# PROBLEM:
Report each line from the records where the string "answer" turns up.

--- DATA RECORDS ---

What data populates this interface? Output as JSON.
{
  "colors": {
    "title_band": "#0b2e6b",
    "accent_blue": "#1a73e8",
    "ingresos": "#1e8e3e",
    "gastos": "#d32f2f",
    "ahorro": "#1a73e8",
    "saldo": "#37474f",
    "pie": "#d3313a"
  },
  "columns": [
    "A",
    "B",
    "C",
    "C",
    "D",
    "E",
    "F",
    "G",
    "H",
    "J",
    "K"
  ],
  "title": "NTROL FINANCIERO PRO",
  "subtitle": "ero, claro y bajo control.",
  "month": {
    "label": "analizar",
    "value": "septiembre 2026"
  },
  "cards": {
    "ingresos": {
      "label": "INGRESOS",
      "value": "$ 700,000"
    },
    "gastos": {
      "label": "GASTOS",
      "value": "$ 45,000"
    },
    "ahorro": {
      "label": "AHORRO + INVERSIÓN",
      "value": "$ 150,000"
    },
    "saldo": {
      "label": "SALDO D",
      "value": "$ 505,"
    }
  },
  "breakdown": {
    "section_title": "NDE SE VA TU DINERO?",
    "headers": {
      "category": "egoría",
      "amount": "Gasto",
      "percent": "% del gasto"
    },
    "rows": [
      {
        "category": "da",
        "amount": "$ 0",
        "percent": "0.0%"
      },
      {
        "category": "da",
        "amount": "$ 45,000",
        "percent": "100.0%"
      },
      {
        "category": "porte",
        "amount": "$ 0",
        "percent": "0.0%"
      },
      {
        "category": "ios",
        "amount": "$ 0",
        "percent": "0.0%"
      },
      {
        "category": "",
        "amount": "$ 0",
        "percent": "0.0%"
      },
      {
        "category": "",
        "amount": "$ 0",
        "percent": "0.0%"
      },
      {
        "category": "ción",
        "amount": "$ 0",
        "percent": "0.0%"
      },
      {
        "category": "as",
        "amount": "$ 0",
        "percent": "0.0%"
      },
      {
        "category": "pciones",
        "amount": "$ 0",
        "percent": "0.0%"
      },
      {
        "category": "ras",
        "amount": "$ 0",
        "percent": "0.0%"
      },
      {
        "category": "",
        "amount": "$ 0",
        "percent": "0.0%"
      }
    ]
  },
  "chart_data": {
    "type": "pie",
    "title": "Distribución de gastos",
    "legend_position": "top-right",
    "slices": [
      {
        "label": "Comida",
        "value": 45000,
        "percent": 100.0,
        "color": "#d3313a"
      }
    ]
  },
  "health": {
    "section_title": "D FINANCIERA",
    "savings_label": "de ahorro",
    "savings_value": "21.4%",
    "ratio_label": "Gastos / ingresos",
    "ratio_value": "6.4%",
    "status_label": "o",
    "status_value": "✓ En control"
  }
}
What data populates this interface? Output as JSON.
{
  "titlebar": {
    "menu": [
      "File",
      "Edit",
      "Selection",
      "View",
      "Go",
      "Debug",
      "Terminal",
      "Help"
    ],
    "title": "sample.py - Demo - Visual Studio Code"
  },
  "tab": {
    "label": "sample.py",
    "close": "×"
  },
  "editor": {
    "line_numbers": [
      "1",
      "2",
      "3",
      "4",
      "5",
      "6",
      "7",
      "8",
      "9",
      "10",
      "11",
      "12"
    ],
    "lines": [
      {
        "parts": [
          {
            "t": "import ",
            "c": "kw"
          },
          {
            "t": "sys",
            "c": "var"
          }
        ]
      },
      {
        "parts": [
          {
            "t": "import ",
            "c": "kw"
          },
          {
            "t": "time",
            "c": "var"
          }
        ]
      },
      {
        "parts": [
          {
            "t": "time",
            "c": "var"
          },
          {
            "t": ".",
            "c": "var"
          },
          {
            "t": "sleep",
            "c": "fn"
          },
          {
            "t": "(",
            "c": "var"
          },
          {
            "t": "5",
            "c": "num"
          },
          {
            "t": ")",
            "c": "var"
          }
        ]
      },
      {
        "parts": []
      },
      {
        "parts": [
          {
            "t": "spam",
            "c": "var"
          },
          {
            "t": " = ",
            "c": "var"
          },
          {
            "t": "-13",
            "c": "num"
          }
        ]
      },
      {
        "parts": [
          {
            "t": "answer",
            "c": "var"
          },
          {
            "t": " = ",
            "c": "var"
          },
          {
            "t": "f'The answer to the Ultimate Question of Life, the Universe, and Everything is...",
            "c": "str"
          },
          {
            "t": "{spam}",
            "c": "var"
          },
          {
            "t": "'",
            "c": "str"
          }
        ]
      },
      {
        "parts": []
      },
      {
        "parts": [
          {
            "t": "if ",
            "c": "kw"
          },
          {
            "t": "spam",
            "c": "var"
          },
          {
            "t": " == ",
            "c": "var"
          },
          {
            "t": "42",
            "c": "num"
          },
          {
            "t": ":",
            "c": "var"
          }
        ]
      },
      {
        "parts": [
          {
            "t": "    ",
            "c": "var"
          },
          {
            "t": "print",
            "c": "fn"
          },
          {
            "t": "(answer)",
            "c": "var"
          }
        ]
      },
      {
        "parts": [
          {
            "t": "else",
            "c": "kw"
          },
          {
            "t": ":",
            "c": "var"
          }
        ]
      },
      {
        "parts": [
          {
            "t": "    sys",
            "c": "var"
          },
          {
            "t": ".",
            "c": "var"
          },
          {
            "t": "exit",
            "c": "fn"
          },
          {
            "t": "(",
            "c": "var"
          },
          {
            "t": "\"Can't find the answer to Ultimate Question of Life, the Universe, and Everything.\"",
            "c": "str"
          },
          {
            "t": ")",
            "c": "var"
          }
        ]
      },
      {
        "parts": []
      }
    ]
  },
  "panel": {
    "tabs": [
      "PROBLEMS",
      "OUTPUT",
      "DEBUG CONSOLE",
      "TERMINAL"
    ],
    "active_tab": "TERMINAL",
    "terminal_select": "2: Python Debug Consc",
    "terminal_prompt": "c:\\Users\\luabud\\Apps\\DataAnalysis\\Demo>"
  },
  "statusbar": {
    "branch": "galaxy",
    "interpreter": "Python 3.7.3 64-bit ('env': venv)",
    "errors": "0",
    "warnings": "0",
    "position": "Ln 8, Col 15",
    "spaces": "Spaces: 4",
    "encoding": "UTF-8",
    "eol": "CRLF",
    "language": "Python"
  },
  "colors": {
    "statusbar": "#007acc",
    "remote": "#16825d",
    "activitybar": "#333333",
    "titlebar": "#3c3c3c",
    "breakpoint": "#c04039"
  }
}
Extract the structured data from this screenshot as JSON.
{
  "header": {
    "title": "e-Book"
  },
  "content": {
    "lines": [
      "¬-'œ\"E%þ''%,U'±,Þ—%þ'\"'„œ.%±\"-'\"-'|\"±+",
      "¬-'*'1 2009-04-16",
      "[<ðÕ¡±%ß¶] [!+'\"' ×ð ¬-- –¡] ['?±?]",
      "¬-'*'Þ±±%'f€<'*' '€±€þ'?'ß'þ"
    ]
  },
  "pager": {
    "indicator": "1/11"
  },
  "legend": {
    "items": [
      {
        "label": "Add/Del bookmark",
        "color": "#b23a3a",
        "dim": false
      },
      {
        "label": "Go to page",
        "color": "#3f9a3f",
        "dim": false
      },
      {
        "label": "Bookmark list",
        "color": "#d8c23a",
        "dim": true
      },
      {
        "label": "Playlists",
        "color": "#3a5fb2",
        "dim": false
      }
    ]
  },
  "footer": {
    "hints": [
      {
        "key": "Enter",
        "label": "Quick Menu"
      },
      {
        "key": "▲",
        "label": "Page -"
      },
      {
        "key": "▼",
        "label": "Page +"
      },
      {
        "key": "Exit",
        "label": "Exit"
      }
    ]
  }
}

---

# SOLUTION FOR THIS TASK:
            "t": "answer",
            "t": "f'The answer to the Ultimate Question of Life, the Universe, and Everything is...",
            "t": "(answer)",
            "t": "\"Can't find the answer to Ultimate Question of Life, the Universe, and Everything.\"",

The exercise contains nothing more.